WASHINGTON, DC-The Troubled Asset Relief Program has been deemeda success--if not a necessary evil. Many of the larger banks haverepaid the Treasury, in some cases such as Bank of America, to thetaxpayers’ profit. Smaller banks, as a recent reportdescribed, have not been as successful.

With the government discussing how to disengage itself from itsextraordinary rescue efforts of 2008 and 2009, a look at how itsmost fundamental program--TARP--really worked is inorder.

Linus Wilson, assistant professor of finance atthe University of Louisiana at Lafayette, has been followingthis issue. He tells GlobeSt.com that while TARP recipients areindeed better capitalized than they were in 2008 they are notnecessarily safe again.

Want to continue reading?
Become a Free ALM Digital Reader.

  • Unlimited access to GlobeSt and other free ALM publications
  • Access to 15 years of GlobeSt archives
  • Your choice of GlobeSt digital newsletters and over 70 others from popular sister publications
  • 1 free article* every 30 days across the ALM subscription network
  • Exclusive discounts on ALM events and publications
NOT FOR REPRINT
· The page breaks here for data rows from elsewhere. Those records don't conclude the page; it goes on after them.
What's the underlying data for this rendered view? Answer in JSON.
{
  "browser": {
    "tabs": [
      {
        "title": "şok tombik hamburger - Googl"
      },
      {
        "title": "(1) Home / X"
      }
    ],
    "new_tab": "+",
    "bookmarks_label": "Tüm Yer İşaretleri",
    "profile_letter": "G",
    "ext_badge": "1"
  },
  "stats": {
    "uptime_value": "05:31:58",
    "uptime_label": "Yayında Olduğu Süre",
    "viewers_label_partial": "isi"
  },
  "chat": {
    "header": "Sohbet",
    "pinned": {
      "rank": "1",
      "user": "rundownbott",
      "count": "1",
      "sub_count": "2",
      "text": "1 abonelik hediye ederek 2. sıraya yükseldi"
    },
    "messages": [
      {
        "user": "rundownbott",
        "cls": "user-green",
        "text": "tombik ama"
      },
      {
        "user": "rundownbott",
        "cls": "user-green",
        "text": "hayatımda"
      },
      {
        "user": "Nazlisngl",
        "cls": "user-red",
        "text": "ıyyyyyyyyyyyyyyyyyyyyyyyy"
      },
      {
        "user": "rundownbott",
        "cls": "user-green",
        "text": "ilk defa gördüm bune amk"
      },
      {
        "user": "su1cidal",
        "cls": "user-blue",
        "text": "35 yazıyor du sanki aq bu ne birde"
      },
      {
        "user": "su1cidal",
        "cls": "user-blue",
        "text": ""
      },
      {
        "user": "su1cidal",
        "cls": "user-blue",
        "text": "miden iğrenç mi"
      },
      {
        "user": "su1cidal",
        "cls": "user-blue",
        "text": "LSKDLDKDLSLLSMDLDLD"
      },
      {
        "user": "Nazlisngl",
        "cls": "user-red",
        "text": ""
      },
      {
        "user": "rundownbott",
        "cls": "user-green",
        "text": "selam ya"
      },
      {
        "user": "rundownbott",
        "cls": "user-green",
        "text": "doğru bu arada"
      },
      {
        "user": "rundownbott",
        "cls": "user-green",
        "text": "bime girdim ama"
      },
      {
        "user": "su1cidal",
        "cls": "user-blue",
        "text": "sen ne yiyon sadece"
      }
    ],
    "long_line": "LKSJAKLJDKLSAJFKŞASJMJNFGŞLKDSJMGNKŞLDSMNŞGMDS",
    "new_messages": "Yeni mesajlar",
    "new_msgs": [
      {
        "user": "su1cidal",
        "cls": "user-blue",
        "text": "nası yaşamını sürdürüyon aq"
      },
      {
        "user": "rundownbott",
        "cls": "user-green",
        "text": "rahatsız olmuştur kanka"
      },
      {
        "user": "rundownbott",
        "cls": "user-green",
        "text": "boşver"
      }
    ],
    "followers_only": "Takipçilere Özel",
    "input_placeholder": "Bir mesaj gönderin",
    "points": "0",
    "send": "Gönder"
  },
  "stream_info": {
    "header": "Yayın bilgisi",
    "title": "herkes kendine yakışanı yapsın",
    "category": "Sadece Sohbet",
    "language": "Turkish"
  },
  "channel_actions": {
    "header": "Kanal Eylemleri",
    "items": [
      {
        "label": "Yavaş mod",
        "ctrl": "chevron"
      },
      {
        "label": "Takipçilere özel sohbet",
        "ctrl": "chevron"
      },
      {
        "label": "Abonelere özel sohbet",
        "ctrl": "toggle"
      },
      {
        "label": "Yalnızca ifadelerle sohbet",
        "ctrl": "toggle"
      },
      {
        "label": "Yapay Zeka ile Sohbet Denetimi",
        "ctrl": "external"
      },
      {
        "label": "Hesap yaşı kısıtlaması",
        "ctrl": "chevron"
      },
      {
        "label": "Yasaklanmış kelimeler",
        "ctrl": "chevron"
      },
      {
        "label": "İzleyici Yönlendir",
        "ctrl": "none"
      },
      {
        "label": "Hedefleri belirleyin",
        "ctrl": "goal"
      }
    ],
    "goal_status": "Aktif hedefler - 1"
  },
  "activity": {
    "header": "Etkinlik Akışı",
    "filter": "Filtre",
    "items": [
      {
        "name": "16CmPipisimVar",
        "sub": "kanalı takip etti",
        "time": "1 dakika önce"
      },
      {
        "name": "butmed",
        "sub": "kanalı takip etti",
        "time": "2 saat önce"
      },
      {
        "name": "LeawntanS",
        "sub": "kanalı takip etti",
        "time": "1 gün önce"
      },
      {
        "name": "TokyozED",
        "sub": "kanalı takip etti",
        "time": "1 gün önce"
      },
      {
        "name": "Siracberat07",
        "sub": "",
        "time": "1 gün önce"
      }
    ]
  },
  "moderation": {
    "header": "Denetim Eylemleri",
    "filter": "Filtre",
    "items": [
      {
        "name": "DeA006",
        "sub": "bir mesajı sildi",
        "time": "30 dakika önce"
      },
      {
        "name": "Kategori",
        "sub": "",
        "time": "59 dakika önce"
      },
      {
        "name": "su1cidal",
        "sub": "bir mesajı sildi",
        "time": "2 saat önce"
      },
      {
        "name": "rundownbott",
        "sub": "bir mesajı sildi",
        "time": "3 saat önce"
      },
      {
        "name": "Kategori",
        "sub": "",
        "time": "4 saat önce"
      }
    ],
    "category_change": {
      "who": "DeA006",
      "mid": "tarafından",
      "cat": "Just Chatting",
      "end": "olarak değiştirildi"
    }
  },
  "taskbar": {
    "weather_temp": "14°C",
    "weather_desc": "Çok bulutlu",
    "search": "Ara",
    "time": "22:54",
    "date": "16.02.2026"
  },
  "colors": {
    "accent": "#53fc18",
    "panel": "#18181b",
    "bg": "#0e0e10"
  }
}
© 2024 ALM Global, LLC, All Rights Reserved. Request academic re-use from www.copyright.com. All other uses, submit a request to [email protected]. For more information visit Asset & Logo Licensing.

Erika Morphy
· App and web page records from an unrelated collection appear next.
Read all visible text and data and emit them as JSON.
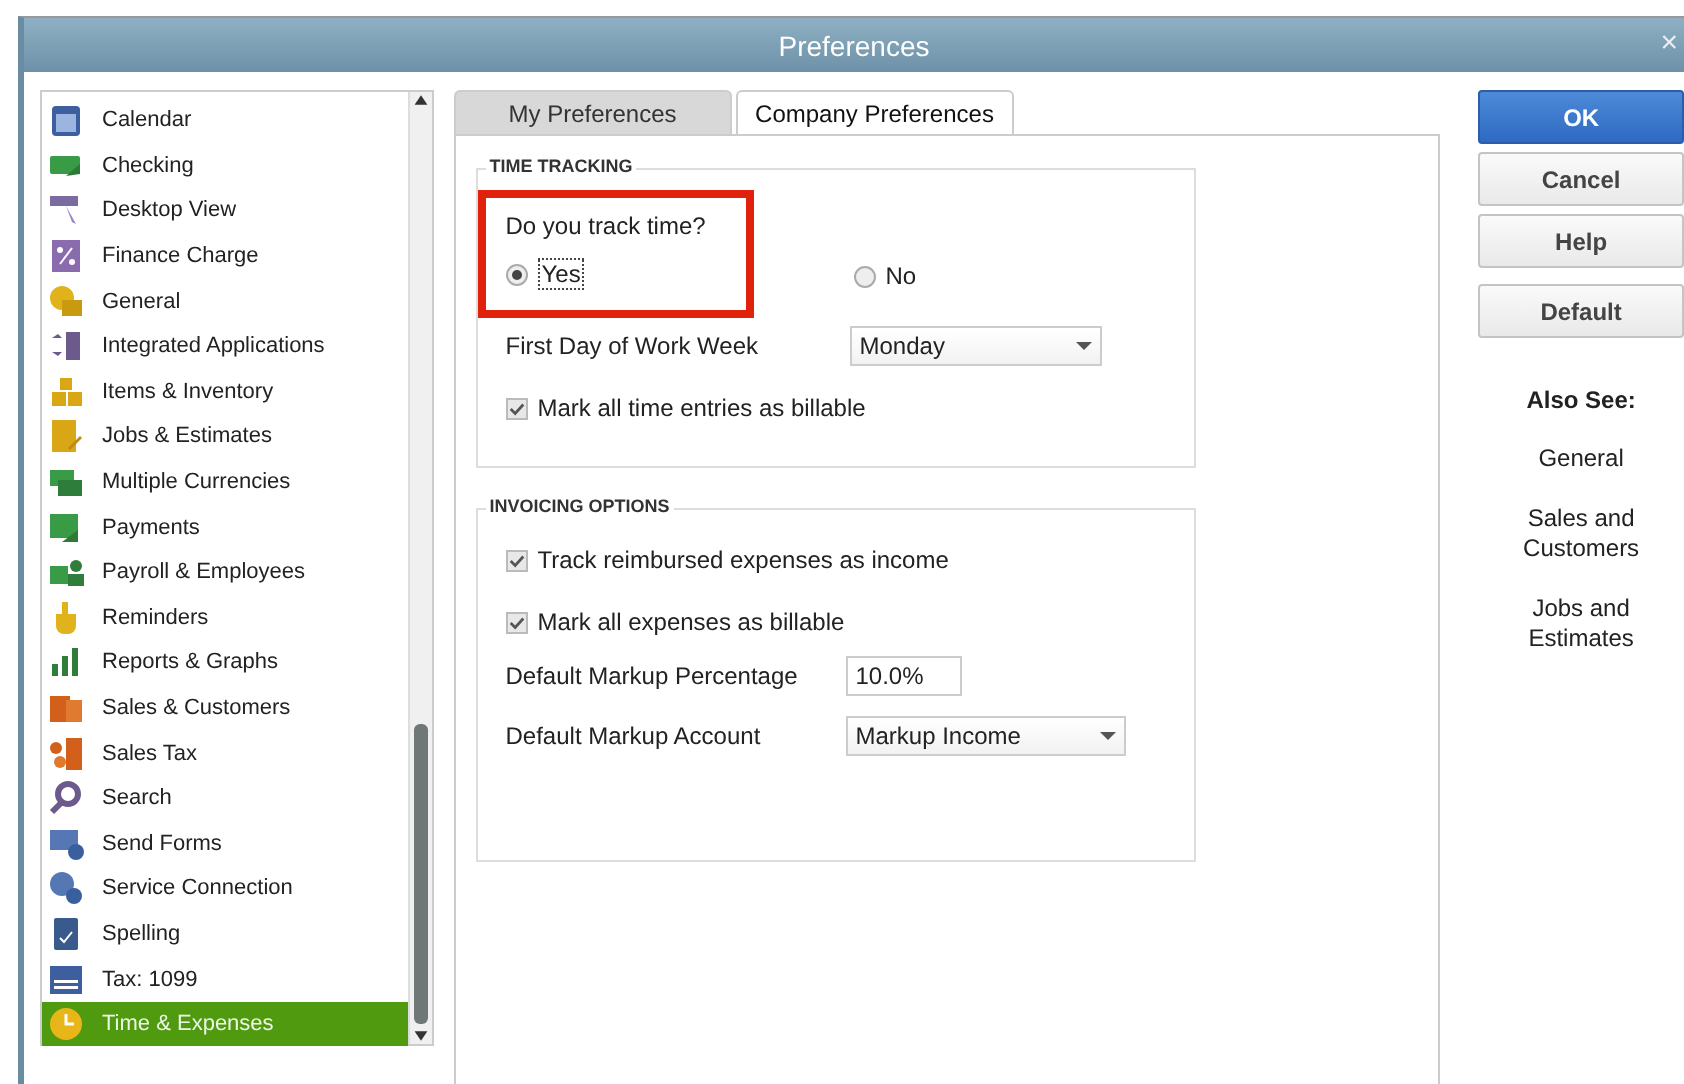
{
  "window": {
    "title": "Preferences",
    "close": "×"
  },
  "sidebar": {
    "items": [
      {
        "label": "Calendar",
        "selected": false
      },
      {
        "label": "Checking",
        "selected": false
      },
      {
        "label": "Desktop View",
        "selected": false
      },
      {
        "label": "Finance Charge",
        "selected": false
      },
      {
        "label": "General",
        "selected": false
      },
      {
        "label": "Integrated Applications",
        "selected": false
      },
      {
        "label": "Items & Inventory",
        "selected": false
      },
      {
        "label": "Jobs & Estimates",
        "selected": false
      },
      {
        "label": "Multiple Currencies",
        "selected": false
      },
      {
        "label": "Payments",
        "selected": false
      },
      {
        "label": "Payroll & Employees",
        "selected": false
      },
      {
        "label": "Reminders",
        "selected": false
      },
      {
        "label": "Reports & Graphs",
        "selected": false
      },
      {
        "label": "Sales & Customers",
        "selected": false
      },
      {
        "label": "Sales Tax",
        "selected": false
      },
      {
        "label": "Search",
        "selected": false
      },
      {
        "label": "Send Forms",
        "selected": false
      },
      {
        "label": "Service Connection",
        "selected": false
      },
      {
        "label": "Spelling",
        "selected": false
      },
      {
        "label": "Tax: 1099",
        "selected": false
      },
      {
        "label": "Time & Expenses",
        "selected": true
      }
    ]
  },
  "tabs": [
    {
      "label": "My Preferences",
      "selected": false
    },
    {
      "label": "Company Preferences",
      "selected": true
    }
  ],
  "time_tracking": {
    "title": "TIME TRACKING",
    "question": "Do you track time?",
    "highlighted": true,
    "options": [
      {
        "label": "Yes",
        "selected": true
      },
      {
        "label": "No",
        "selected": false
      }
    ],
    "first_day": {
      "label": "First Day of Work Week",
      "value": "Monday"
    },
    "billable": {
      "label": "Mark all time entries as billable",
      "checked": true
    }
  },
  "invoicing": {
    "title": "INVOICING OPTIONS",
    "checkboxes": [
      {
        "label": "Track reimbursed expenses as income",
        "checked": true
      },
      {
        "label": "Mark all expenses as billable",
        "checked": true
      }
    ],
    "markup_percentage": {
      "label": "Default Markup Percentage",
      "value": "10.0%"
    },
    "markup_account": {
      "label": "Default Markup Account",
      "value": "Markup Income"
    }
  },
  "buttons": [
    {
      "label": "OK",
      "primary": true
    },
    {
      "label": "Cancel",
      "primary": false
    },
    {
      "label": "Help",
      "primary": false
    },
    {
      "label": "Default",
      "primary": false
    }
  ],
  "also_see": {
    "title": "Also See:",
    "links": [
      "General",
      "Sales and Customers",
      "Jobs and Estimates"
    ]
  }
}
Erika Morphy has been writing about commercial real estate at GlobeSt.com for more than ten years, covering the capital markets, the Mid-Atlantic region and national topics. She's a nerd so favorite examples of the former include accounting standards, Basel III and what Congress is brewing.